Collective and Systemic Trauma – having difficult conversations in times of pandemic and environmental crisis
A reflective workshop discussing different kinds of trauma, how they impact on the brain and how we may deal with them in a coaching or facilitation setting. Learning from the trauma field we can work through how trauma may show up in environmental discussions and consider ways that we may augment our practice to accommodate the different faces of trauma whilst still pursuing vital work and environmental betterment. How does environmental trauma differ from other kinds, how does anxiety about environment manifest and how can we deal with it? What other underlying traumas are revealing themselves in these difficult times? Participants will leave with a working knowledge of the different kinds of trauma, where they exist and how they act in the brain, as well as a range of tools to fit the particular situations in which they find themselves.
Event Timezone Reference - England
Registration Link -
Alison Crowther is the Founder/Director of MadeToLast Resilience and is a facilitator, coach and trainer specialising in environmental and societal projects that reduce or prevent conflict and bring clarity, cohesive action and wellbeing. Educated originally in the arts later environmental sciences, conflict resolution and positive psychology, she has over 25 years experience in developing participative working on environmental, social and technology issues. Recently, as a result of adopting a little boy, she has added a knowledge (and lived experience!) of trauma and is interested in how various kind of trauma affect our ability to engage in difficult conversations. She is currently working on a project with Bristol University developing training for social workers and carers to have some of the most difficult conversations of all, about the complex and often frightening pasts of children in care. She also aids communication about issues by developing fun, yet impactful games like "What's In My Box?" to help intergenerational groups in families and teams in workplaces plan for future environmental scenarios, flood, pandemic, volcanic erruption ... and zombie invasion!

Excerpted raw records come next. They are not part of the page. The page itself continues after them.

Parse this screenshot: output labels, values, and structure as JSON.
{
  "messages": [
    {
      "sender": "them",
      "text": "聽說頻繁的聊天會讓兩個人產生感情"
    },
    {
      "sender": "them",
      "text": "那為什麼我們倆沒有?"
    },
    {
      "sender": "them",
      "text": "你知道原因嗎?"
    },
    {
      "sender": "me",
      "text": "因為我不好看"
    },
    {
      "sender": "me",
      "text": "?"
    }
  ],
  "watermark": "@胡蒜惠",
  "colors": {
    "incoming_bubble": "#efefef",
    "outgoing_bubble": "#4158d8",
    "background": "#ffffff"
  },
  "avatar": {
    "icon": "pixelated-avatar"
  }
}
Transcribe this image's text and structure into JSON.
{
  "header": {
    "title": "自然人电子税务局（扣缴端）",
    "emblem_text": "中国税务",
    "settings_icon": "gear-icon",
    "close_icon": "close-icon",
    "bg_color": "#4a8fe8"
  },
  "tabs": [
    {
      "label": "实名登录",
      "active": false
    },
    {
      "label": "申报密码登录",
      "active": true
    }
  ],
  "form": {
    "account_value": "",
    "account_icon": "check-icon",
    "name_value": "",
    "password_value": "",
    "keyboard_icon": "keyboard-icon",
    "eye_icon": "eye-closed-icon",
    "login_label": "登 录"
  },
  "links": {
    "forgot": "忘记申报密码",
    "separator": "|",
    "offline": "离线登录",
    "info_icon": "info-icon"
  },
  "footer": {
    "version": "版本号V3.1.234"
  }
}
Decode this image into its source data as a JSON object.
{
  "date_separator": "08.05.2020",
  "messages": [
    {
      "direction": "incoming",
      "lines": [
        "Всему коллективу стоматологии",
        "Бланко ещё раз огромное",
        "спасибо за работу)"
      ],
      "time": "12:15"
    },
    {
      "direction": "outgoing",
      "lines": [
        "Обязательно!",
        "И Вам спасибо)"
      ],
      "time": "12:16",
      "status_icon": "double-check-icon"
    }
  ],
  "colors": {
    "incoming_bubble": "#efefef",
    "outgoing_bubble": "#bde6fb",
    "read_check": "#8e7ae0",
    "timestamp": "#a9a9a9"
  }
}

Emma Spillane works on a freelance basis to raise awareness about the impact of trauma and attachment for children in education and provides training and consultancy to education settings to equip them with strategies to support the vulnerable child in the classroom. She combines a psychology degree, school teaching & training experience with knowledge and lived experience of being an adoptive parent, to deliver highly practical training to education professionals on an ad hoc basis. She also provides support for adoptive parents relating to education.
Event Language - English
Posted By - Alison Crowther
Email - email@example.com